Recently, I was in a brick and mortar high school classroom for an extended meeting to support a student with special education needs. As these things go, there is always plenty of time to look around and observe and learn. As this is late in the school year, almost every wall and surface was covered with student work, inspiring quotes and displays of previous topics and projects. I marveled at the amount of information students are exposed to, the breadth of teaching methods and the sheer amount of work that goes into creating an inspiring learning environment. On this day though, one particular idea caught my eye, it was a poster listing 6-7 self-determination skills. Hmm, now I’m really interested. My entire approach to providing therapuetic pediatric special education services has been based on the idea of empowerment – through knowledge, planning and action. First step is always to understand the challenge, step 2 is to develop a relevant, meaningful intervention plan, and step 3 – 100 is to work that action plan. It is this structure that gives us confidence, assurity and knowlege that at this moment, this is exactly what we should be doing. So at this point, the adults are dialed in and ready to go, but what about the student? Well, that’s where the beginning of self-determination skills need to be an equal part of the goals. Our responsibility also includes empowering our children with the confidence to self-advocate, express their opinion and be a part of the decisions being made on their behalf.
As we did more investigating, we came upon a wonderful source of educational research, the ERIC institute of Educational Sciences. ERIC is an internet-based digital library of education research and information sponsored by the Institute of Education Sciences (IES) of the U.S. Department of Education. It provide a comprehensive, easy-to-use, searchable Internet-based bibliographic and full-text database of education research and information for educators, researchers, and the general public. The following information on student self-dtermination was condensed and adapted from their research on this powerful skill.
As with anything, find the nugget that resonates for you and your child.
Self-Determination and the Education of Students with Disabilities.
ERIC Identifier: ED470036 Publication Date: 2002-09-00 Author: Wehmeyer, Michael
Source: ERIC Clearinghouse on Disabilities and Gifted Education Reston VA
Self-determination skills enable individuals to assume greater responsibility and control. Moreover, when people with disabilities take responsibility for planning and decision-making, others change their views and expectations of them. Students with disabilities have emphasized that having control over their lives is important to their self-esteem and self-worth.
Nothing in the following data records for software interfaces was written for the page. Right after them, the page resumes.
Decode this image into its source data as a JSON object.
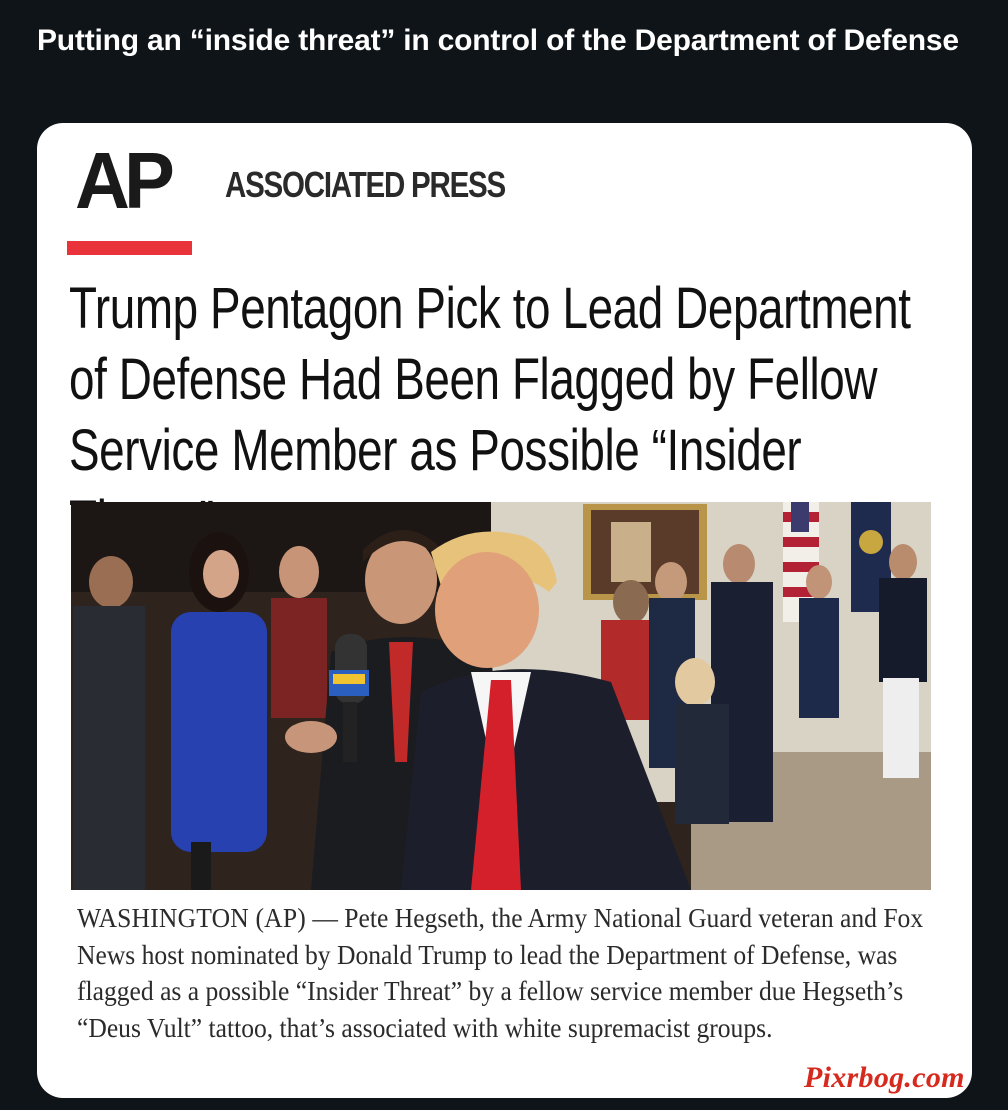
{
  "post": {
    "title": "Putting an “inside threat” in control of the Department of Defense"
  },
  "card": {
    "logo_text": "AP",
    "publisher": "ASSOCIATED PRESS",
    "headline": "Trump Pentagon Pick to Lead Department of Defense Had Been Flagged by Fellow Service Member as Possible “Insider Threat”",
    "dateline": "WASHINGTON (AP)",
    "caption_body": " — Pete Hegseth, the Army National Guard veteran and Fox News host nominated by Donald Trump to lead the Department of Defense, was flagged as a possible “Insider Threat” by a fellow service member due Hegseth’s “Deus Vult” tattoo, that’s associated with white supremacist groups.",
    "photo": {
      "icon": "news-photo",
      "mic_flag_text": "FOX"
    }
  },
  "watermark": "Pixrbog.com",
  "colors": {
    "page_bg": "#0f1419",
    "card_bg": "#ffffff",
    "ap_red": "#e8333b",
    "watermark_red": "#d62a1e"
  }
}
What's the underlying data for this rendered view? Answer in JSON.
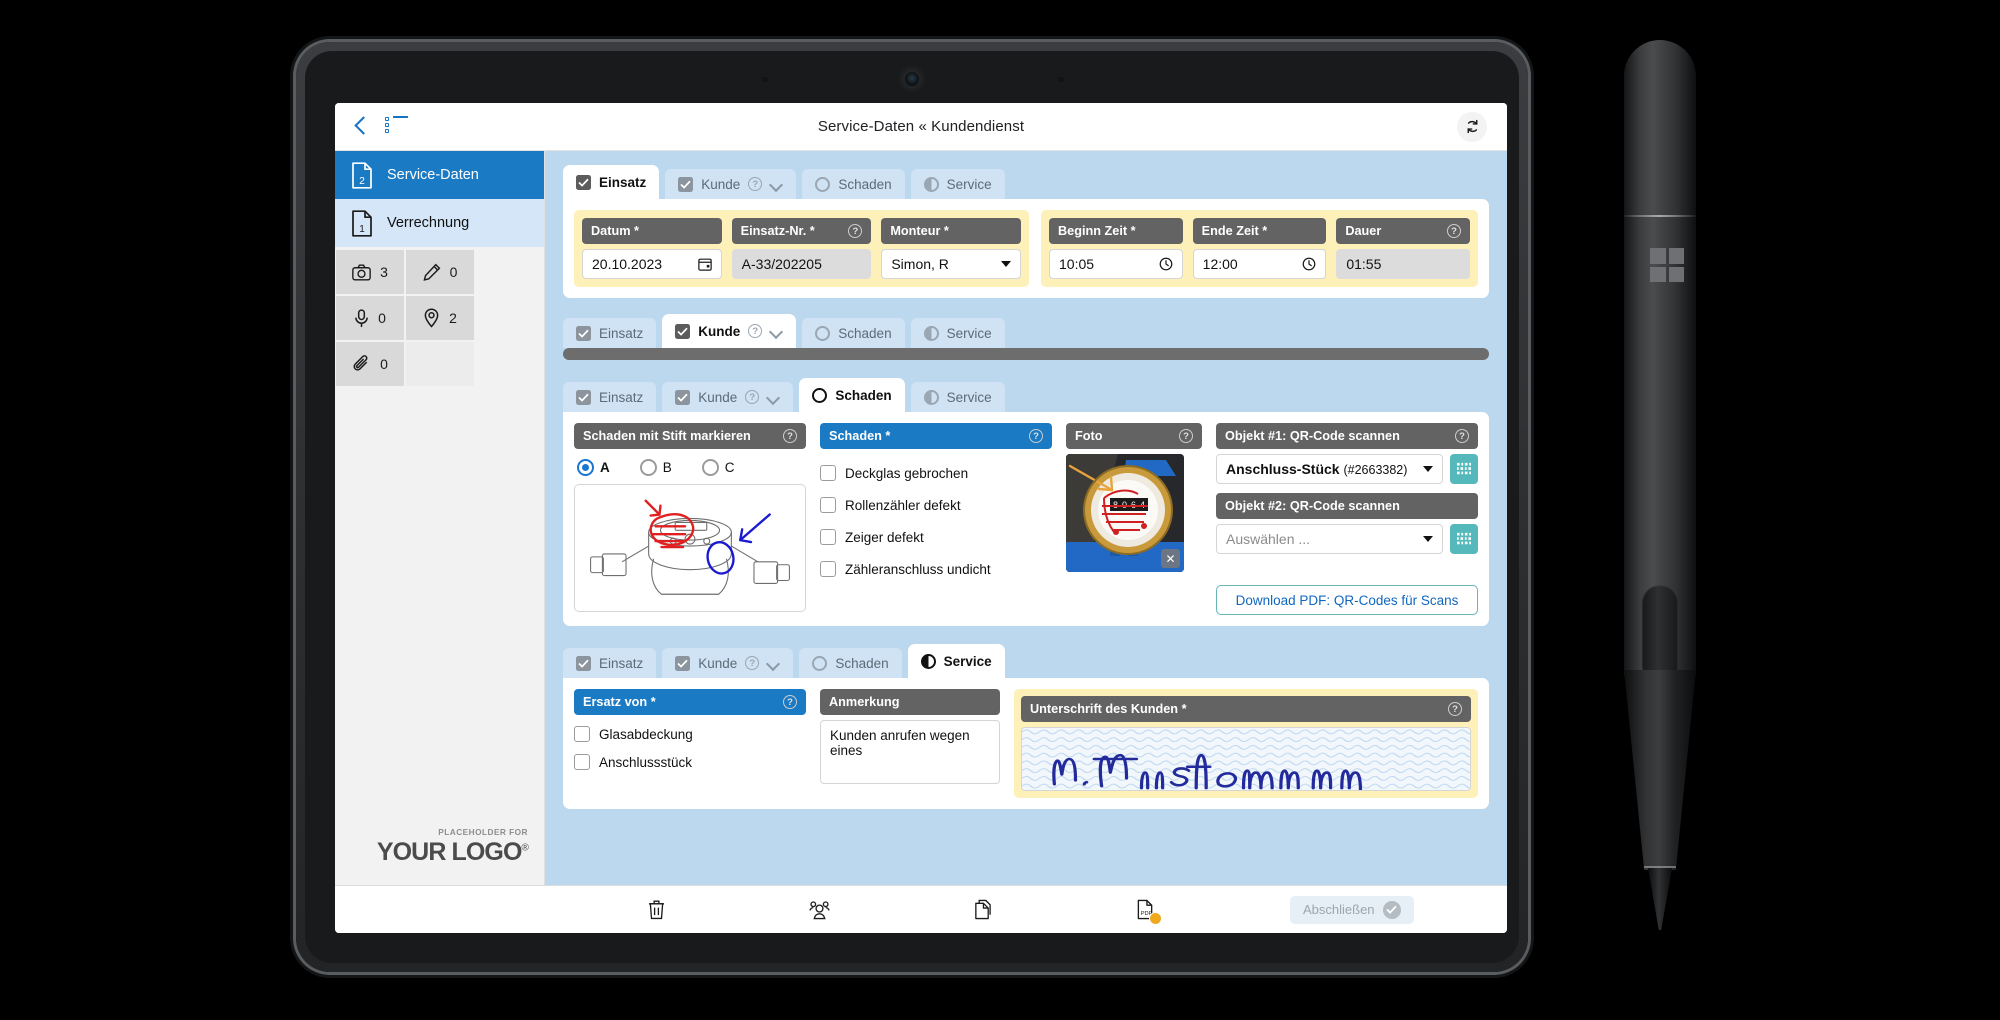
{
  "header": {
    "title": "Service-Daten « Kundendienst",
    "back_icon": "back-chevron-icon",
    "list_icon": "list-menu-icon",
    "refresh_icon": "refresh-icon"
  },
  "sidebar": {
    "items": [
      {
        "label": "Service-Daten",
        "badge": "2",
        "active": true
      },
      {
        "label": "Verrechnung",
        "badge": "1",
        "active": false
      }
    ],
    "counters": [
      {
        "icon": "camera-icon",
        "value": "3"
      },
      {
        "icon": "pencil-icon",
        "value": "0"
      },
      {
        "icon": "microphone-icon",
        "value": "0"
      },
      {
        "icon": "location-pin-icon",
        "value": "2"
      },
      {
        "icon": "paperclip-icon",
        "value": "0"
      }
    ],
    "logo": {
      "placeholder": "PLACEHOLDER FOR",
      "name": "YOUR LOGO",
      "mark": "®"
    }
  },
  "tabs": [
    "Einsatz",
    "Kunde",
    "Schaden",
    "Service"
  ],
  "sections": {
    "einsatz": {
      "active_tab": "Einsatz",
      "fields": [
        {
          "label": "Datum",
          "required": true,
          "value": "20.10.2023",
          "icon": "calendar-icon",
          "readonly": false
        },
        {
          "label": "Einsatz-Nr.",
          "required": true,
          "value": "A-33/202205",
          "help": true,
          "readonly": true
        },
        {
          "label": "Monteur",
          "required": true,
          "value": "Simon, R",
          "icon": "dropdown-caret-icon",
          "readonly": false
        }
      ],
      "time_fields": [
        {
          "label": "Beginn Zeit",
          "required": true,
          "value": "10:05",
          "icon": "clock-icon",
          "readonly": false
        },
        {
          "label": "Ende Zeit",
          "required": true,
          "value": "12:00",
          "icon": "clock-icon",
          "readonly": false
        },
        {
          "label": "Dauer",
          "required": false,
          "value": "01:55",
          "help": true,
          "readonly": true
        }
      ]
    },
    "kunde": {
      "active_tab": "Kunde",
      "collapsed": true
    },
    "schaden": {
      "active_tab": "Schaden",
      "marker_label": "Schaden mit Stift markieren",
      "marker_options": [
        "A",
        "B",
        "C"
      ],
      "marker_selected": "A",
      "damage_label": "Schaden",
      "damage_required": true,
      "damage_items": [
        "Deckglas gebrochen",
        "Rollenzähler defekt",
        "Zeiger defekt",
        "Zähleranschluss undicht"
      ],
      "photo_label": "Foto",
      "photo_remove": "✕",
      "objects": [
        {
          "label": "Objekt #1: QR-Code scannen",
          "value": "Anschluss-Stück",
          "value_sub": "(#2663382)",
          "help": true
        },
        {
          "label": "Objekt #2: QR-Code scannen",
          "value": "Auswählen ...",
          "placeholder": true,
          "help": false
        }
      ],
      "download_button": "Download PDF: QR-Codes für Scans"
    },
    "service": {
      "active_tab": "Service",
      "ersatz_label": "Ersatz von",
      "ersatz_required": true,
      "ersatz_items": [
        "Glasabdeckung",
        "Anschlussstück"
      ],
      "anmerkung_label": "Anmerkung",
      "anmerkung_value": "Kunden anrufen wegen eines",
      "signature_label": "Unterschrift des Kunden",
      "signature_required": true,
      "signature_name": "M. Mustermann"
    }
  },
  "bottombar": {
    "actions": [
      {
        "icon": "trash-icon",
        "name": "delete-button"
      },
      {
        "icon": "people-icon",
        "name": "contacts-button"
      },
      {
        "icon": "copy-icon",
        "name": "duplicate-button"
      },
      {
        "icon": "pdf-icon",
        "name": "export-pdf-button"
      }
    ],
    "finish_label": "Abschließen",
    "finish_icon": "check-circle-icon"
  },
  "colors": {
    "accent_blue": "#1a7ac4",
    "content_bg": "#bcd8ef",
    "card_yellow": "#fdf0b8",
    "label_gray": "#636363",
    "teal": "#55b9bb"
  }
}
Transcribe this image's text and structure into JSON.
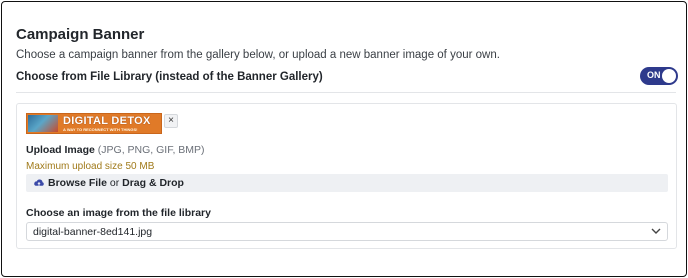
{
  "section": {
    "title": "Campaign Banner",
    "description": "Choose a campaign banner from the gallery below, or upload a new banner image of your own."
  },
  "library_toggle": {
    "label": "Choose from File Library (instead of the Banner Gallery)",
    "state_text": "ON",
    "is_on": true,
    "color": "#2e3a8c"
  },
  "banner_preview": {
    "title": "DIGITAL DETOX",
    "subtitle": "A WAY TO RECONNECT WITH THINGS!",
    "remove_icon": "close-icon",
    "remove_glyph": "×",
    "bg_color": "#e07a28"
  },
  "upload": {
    "label": "Upload Image",
    "types": "(JPG, PNG, GIF, BMP)",
    "max_size": "Maximum upload size 50 MB",
    "browse_label": "Browse File",
    "or_text": "or",
    "drag_label": "Drag & Drop",
    "icon": "cloud-upload-icon"
  },
  "file_library": {
    "label": "Choose an image from the file library",
    "selected_value": "digital-banner-8ed141.jpg",
    "icon": "chevron-down-icon"
  }
}
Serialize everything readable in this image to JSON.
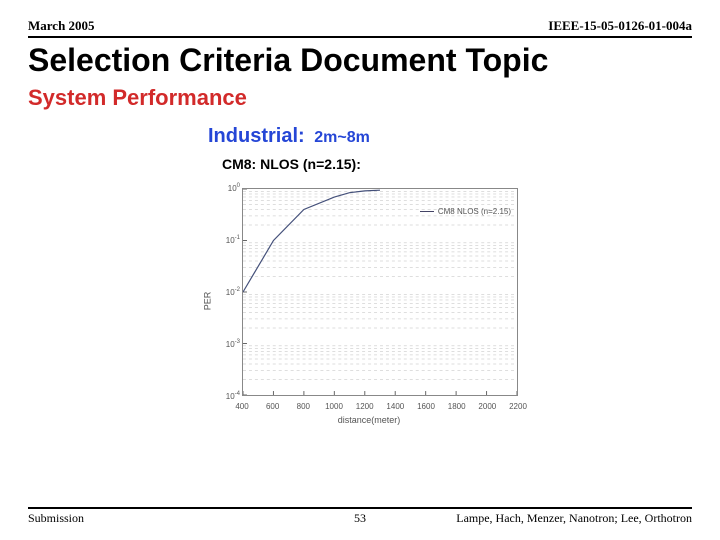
{
  "header": {
    "date": "March 2005",
    "docnum": "IEEE-15-05-0126-01-004a"
  },
  "title": "Selection Criteria Document Topic",
  "section": "System Performance",
  "industrial": {
    "label": "Industrial:",
    "range": "2m~8m"
  },
  "cm_line": "CM8: NLOS (n=2.15):",
  "chart_data": {
    "type": "line",
    "title": "",
    "xlabel": "distance(meter)",
    "ylabel": "PER",
    "xlim": [
      400,
      2200
    ],
    "ylog": true,
    "ylim_exp": [
      -4,
      0
    ],
    "x_ticks": [
      400,
      600,
      800,
      1000,
      1200,
      1400,
      1600,
      1800,
      2000,
      2200
    ],
    "y_ticks_exp": [
      0,
      -1,
      -2,
      -3,
      -4
    ],
    "legend": "CM8 NLOS (n=2.15)",
    "series": [
      {
        "name": "CM8 NLOS (n=2.15)",
        "x": [
          400,
          600,
          800,
          1000,
          1100,
          1200,
          1300
        ],
        "y": [
          0.01,
          0.1,
          0.4,
          0.7,
          0.85,
          0.92,
          0.95
        ]
      }
    ]
  },
  "footer": {
    "left": "Submission",
    "page": "53",
    "right": "Lampe, Hach, Menzer, Nanotron; Lee, Orthotron"
  }
}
Self-determined people are goal oriented and apply a combination of skills, knowledge, and beliefs that enable them to engage in goal-directed, self-regulated, autonomous behavior and actions. This involves asserting presence, making his or her needs known, evaluating progress toward meeting goals, adjusting performance, and creating unique approaches to solve problems. An understanding of one’s strengths and limitations, together with a belief of oneself as capable and effective are essential to self-determination.
Incorporating Self-Determination Skills at Every Stage
Provide opportunities for students to make choices, teaching them that they can exert control and that most choices have limited options.
Promote early problem-solving skills by encouraging students to think aloud as they address simple problems.
Provide feedback regarding the outcomes of their choices to begin to teach students to link choices and consequences.
Teach students to evaluate their work in comparison to a standard to lay the foundation for self-management skills.
Late Elementary and Middle School
Teach them to weigh the pros and cons of each option to make simple decisions, and to examine the outcomes of past decisions.
Coach them in setting and committing to goals, including identifying steps to achieve goals and obtaining support to monitor progress.
Encourage them to evaluate task performance and reflect on ways to improve and enhance performance.
Junior High and High School
Encourage students to make decisions that affect their day-to-day activities, including academic goals and schedules.
Emphasize the link between set goals and the daily decisions they make, and teach them to break long-term goals into short-term objectives.
Promote active involvement in educational planning and decision-making.
Transition planning provides a powerful context in which to both teach and practice skills like goal setting, problem solving, effective communication and listening skills, assertiveness and self-advocacy, and decision-making.
Teach students to direct their own learning.
Students with disabilities can learn and use strategies like self-instruction, self-monitoring, and self-evaluation, and antecedent cue regulation to learn reading or math skills, or to improve in vocational education and independent living.
Communicate high expectations and emphasize student strengths.
Communicating high expectations to students can promote self-determination. Students with disabilities are often all too aware of what they cannot do, and they often are not as aware of their unique strengths and abilities.
Promote active problem solving and choice opportunities.
Students learn to solve problems in classrooms that value diversity in opinion and expression and create a ‘safe’ place for students to learn from mistakes. Such learning communities emphasize collaborative efforts and enable students to make choices about when, where, and how they learn.
Partner with parents and students to ensure meaningful involvement.
Self-determination activities must be practiced at home as well as in school. Parents are a student’s first and longest lasting teachers, and it is important to ensure the meaningful collaboration of teachers, family, and students in educational planning and decision making.